Could trade wars slow global growth?

The phrase ‘trade wars’ has been dominating the headlines in recent months and there are expectations that political mistakes could slow global growth. Yes, this could be true but the important thing is to ignore sensational headlines, take a rational view and understand the impacts.

A ‘trade war’ is certainly emotive use of language but what exactly does it mean? Is it the worrying tensions and trade friction we see today? Or is it policy errors which could lead to a material slowdown in the world economy – say if the auto sector gets badly hurt? Or thirdly, is it a complete breakdown of the global trading system leading to a recession as bad as 2000 or 2008?

Additionally we have to consider the first and second round effects from any trade news. There will be initial damage to businesses, for example those operating in steel and aluminium, soya beans and computer chips, but how does this affect business confidence in other areas? How do currencies respond and do policy makers try to offset some of the pain through stimulus packages?

Markets have a great deal to digest. On balance we think markets have priced in the current tensions but not a material slowdown, or worse. Politicians should be careful what they wish for.

The collapse of Lehman Brothers – where are we now?

As we approach the 10-year anniversary of the collapse of Lehman Brothers, it’s a time for reflection with many wanting to know – what lessons have we learned? The fact is there are so many lessons to consider. Here are just a few:

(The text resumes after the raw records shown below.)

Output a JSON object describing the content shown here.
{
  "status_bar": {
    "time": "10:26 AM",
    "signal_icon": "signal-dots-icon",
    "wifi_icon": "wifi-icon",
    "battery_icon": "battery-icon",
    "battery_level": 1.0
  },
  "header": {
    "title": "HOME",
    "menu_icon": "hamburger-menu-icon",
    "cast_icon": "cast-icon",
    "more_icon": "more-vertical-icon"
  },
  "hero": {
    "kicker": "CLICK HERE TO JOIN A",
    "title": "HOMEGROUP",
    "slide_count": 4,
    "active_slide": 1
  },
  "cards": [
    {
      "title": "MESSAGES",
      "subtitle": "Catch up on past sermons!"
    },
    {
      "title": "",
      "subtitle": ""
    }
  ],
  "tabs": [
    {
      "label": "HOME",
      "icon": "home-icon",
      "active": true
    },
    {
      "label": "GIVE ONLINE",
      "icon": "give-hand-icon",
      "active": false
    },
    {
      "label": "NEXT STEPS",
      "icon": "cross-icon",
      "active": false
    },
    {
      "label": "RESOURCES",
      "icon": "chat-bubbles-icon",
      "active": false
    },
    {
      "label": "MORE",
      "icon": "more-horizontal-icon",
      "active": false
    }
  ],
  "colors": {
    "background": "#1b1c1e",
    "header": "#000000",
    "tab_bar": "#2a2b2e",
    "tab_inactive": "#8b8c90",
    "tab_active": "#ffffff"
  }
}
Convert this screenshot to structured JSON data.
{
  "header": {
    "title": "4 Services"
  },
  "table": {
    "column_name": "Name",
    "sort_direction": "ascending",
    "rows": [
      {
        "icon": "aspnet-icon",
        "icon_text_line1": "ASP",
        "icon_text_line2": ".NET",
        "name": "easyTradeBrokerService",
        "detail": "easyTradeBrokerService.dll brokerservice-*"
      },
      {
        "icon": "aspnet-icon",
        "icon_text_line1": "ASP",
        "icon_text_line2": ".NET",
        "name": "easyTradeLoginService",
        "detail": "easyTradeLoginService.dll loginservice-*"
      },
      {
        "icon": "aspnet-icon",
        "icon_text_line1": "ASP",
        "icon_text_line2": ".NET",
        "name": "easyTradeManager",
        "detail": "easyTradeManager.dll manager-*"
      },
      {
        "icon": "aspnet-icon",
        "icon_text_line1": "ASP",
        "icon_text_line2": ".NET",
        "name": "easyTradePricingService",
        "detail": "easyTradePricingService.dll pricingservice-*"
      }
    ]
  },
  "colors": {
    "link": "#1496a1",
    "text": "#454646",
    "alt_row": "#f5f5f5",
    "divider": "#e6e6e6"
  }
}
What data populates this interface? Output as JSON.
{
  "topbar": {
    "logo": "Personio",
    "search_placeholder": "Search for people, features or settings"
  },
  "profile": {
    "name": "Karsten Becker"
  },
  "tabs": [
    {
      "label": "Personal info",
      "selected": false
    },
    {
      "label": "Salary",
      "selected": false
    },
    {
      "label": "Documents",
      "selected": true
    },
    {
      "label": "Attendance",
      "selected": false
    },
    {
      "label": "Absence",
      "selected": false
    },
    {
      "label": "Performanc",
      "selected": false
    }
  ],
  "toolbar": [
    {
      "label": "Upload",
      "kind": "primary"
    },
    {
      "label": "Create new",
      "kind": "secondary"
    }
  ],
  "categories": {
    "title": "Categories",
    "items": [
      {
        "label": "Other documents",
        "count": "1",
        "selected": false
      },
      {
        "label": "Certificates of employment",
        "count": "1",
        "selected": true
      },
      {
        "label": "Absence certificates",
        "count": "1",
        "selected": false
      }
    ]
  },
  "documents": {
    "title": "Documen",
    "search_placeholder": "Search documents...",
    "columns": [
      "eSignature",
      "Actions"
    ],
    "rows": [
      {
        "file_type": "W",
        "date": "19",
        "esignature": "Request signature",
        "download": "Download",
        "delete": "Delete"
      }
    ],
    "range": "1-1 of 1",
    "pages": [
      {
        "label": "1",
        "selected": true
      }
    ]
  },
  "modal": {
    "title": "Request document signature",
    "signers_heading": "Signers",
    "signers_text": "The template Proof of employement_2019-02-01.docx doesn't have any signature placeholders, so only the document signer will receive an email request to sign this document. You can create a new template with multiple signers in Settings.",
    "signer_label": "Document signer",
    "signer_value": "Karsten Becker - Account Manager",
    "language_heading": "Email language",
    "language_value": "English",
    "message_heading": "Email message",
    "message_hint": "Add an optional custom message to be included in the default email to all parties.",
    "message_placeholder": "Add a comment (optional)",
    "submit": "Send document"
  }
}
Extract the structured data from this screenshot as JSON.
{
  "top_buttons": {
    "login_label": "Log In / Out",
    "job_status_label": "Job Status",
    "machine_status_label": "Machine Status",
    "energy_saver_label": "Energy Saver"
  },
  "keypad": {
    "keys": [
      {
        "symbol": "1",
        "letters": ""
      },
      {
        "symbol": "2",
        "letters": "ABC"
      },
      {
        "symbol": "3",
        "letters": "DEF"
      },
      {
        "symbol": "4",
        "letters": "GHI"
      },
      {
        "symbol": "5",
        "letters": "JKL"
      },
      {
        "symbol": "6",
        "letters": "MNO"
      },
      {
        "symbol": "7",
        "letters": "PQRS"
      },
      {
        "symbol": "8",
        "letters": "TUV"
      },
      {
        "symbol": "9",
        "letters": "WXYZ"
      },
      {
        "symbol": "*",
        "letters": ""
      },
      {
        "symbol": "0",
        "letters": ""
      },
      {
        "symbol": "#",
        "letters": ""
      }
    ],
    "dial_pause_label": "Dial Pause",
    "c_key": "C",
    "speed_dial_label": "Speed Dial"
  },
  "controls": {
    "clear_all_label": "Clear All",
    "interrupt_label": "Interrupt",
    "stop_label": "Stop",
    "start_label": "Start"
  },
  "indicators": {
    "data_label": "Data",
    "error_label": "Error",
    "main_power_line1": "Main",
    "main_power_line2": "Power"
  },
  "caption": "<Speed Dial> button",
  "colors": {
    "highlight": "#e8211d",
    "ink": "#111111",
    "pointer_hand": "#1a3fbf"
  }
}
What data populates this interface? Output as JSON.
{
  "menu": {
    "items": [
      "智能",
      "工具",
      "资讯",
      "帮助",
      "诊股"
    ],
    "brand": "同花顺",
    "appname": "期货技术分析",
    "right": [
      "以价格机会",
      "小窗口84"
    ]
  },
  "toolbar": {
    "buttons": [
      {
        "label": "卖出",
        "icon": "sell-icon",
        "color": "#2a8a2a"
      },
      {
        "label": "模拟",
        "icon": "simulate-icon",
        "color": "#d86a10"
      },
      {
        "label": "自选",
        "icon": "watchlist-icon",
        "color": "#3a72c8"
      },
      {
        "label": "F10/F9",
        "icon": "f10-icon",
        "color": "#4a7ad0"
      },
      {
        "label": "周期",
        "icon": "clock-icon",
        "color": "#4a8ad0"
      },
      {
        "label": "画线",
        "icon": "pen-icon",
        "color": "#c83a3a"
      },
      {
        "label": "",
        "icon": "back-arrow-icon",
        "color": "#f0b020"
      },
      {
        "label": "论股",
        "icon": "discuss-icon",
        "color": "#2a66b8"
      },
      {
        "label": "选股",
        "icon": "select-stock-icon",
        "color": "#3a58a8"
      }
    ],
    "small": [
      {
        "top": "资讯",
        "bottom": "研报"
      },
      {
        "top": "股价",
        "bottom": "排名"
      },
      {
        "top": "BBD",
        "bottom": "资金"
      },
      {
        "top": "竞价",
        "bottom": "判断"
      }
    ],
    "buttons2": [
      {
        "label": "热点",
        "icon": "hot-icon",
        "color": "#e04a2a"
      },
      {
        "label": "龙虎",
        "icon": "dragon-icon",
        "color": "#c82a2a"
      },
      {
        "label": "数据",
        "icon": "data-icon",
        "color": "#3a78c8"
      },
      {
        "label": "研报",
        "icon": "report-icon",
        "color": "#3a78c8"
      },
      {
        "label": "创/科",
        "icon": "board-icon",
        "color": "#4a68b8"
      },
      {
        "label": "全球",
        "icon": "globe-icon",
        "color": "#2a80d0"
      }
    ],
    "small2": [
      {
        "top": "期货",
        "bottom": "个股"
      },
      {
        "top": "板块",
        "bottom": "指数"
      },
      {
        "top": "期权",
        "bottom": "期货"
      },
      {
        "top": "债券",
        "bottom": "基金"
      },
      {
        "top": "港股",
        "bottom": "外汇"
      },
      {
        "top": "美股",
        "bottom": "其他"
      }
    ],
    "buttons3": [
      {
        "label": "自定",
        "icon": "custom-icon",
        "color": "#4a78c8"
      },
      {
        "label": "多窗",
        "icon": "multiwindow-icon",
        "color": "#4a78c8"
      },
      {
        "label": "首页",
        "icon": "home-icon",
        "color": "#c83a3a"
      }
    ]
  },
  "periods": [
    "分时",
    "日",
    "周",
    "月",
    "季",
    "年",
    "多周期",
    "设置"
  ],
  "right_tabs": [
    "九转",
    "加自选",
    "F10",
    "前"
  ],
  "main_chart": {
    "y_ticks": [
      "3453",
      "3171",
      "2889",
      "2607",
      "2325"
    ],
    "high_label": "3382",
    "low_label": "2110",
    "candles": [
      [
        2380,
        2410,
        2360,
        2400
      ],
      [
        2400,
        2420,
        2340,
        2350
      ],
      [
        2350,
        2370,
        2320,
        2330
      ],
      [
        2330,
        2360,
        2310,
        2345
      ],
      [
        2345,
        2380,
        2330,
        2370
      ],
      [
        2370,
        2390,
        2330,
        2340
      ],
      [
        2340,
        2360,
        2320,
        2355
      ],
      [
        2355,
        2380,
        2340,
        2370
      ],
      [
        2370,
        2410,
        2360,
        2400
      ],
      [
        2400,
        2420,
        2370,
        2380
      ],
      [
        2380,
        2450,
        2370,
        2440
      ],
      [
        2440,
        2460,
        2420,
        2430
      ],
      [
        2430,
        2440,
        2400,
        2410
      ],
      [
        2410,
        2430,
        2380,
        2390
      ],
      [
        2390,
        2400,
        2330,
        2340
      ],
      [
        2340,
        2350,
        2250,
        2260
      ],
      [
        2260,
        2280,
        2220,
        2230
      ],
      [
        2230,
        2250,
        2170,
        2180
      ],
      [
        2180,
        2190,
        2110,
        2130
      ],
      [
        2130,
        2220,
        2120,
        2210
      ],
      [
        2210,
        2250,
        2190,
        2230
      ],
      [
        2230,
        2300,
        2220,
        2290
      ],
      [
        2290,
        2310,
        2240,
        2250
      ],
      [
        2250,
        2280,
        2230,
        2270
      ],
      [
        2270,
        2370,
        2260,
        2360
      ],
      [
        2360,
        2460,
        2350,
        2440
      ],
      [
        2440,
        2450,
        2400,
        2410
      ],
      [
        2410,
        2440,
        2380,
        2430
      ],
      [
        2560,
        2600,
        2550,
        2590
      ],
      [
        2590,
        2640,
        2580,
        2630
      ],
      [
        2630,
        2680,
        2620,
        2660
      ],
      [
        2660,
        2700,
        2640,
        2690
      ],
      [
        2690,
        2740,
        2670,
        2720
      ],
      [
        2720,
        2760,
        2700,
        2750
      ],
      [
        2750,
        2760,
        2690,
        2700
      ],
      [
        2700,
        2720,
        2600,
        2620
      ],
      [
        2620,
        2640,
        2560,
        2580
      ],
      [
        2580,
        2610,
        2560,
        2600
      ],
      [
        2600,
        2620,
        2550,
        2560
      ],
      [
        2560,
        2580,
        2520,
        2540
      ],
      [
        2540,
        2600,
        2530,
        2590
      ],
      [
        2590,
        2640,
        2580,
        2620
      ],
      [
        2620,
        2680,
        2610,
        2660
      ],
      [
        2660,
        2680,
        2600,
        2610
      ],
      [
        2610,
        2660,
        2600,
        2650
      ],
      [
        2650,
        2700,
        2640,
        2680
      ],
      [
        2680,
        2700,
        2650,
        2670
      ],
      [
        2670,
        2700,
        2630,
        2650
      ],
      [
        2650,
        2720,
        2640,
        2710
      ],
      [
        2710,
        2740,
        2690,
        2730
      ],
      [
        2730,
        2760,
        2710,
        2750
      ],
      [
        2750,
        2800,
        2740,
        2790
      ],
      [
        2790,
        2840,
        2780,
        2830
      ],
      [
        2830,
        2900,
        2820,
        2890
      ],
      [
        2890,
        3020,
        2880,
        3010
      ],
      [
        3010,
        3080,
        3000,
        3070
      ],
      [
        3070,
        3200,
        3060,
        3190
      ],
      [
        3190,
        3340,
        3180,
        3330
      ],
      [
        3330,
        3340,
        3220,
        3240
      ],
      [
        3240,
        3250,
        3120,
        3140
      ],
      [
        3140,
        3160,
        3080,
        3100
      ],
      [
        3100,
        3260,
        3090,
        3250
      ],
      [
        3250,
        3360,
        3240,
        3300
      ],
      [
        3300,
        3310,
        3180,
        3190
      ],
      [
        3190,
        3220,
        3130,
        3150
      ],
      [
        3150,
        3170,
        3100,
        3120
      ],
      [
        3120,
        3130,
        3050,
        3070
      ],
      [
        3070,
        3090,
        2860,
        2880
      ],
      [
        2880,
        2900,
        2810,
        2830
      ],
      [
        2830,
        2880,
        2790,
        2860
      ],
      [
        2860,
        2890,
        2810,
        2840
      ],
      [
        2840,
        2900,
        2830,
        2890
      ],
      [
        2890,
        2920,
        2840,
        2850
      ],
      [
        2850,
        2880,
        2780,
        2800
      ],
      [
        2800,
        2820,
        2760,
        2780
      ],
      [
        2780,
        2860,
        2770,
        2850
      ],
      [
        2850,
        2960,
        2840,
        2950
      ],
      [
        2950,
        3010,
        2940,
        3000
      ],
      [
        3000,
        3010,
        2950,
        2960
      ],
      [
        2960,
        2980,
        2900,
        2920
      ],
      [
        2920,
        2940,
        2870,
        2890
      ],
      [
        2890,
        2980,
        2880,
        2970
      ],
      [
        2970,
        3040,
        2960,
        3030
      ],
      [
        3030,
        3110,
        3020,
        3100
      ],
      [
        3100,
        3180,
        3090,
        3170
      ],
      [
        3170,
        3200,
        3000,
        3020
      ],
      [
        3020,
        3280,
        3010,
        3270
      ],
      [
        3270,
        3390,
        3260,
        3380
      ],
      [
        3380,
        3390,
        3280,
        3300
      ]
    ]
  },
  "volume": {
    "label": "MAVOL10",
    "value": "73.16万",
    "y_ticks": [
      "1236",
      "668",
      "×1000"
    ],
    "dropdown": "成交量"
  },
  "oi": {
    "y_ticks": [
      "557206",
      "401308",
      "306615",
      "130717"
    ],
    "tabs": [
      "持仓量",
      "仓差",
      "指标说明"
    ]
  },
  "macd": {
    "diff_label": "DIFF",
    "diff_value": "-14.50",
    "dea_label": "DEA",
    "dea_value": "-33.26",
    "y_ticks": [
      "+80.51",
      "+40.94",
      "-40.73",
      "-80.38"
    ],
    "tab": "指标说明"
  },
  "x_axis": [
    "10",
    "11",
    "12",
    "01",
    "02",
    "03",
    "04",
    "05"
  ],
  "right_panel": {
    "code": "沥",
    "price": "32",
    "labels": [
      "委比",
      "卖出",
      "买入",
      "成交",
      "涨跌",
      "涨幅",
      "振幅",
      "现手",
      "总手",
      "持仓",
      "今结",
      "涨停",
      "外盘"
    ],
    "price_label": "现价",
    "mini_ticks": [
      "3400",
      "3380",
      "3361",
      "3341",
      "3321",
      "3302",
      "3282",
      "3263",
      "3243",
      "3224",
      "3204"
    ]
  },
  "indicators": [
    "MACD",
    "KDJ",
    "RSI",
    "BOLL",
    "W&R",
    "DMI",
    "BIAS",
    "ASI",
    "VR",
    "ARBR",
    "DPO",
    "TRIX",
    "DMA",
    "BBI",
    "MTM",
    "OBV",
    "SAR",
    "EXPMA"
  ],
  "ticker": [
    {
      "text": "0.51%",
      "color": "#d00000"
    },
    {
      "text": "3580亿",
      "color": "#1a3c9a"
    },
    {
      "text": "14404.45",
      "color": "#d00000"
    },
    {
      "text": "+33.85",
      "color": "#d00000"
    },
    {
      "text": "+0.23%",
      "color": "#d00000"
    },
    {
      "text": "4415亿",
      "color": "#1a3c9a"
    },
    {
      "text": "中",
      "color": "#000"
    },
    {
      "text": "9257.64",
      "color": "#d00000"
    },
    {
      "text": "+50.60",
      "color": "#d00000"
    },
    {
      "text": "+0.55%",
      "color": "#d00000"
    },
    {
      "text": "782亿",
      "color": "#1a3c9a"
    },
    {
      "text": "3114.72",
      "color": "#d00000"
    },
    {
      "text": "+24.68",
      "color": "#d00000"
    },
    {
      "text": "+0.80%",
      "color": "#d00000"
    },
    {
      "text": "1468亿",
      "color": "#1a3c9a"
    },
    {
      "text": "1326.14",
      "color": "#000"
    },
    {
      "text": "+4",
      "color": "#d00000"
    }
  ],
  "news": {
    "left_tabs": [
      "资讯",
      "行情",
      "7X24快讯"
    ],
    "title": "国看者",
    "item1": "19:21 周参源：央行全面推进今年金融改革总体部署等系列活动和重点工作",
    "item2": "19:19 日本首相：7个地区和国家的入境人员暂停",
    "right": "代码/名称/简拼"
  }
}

  • As ever, a diversified portfolio will probably do better in difficult times than a concentrated one
  • Don’t be too greedy – and remember that valuations are important over time
  • Don’t rely on models, whether risk or economic, they’re only a representation of the reality of the risks facing a business or a country
  • If governments have to do the unthinkable in order to prevent a depression, then they will do so. Negative interest rates is an obvious example
  • And finally, don’t assume that you can always sell what you’ve bought – a market place will have days when it’s easy to do so and days when it’s very difficult to do so.

The information in this article should not be regarded as financial advice. Please remember that the value of your investment can go down as well as up and may be worth less than you paid in. Information is based on our understanding in August 2018.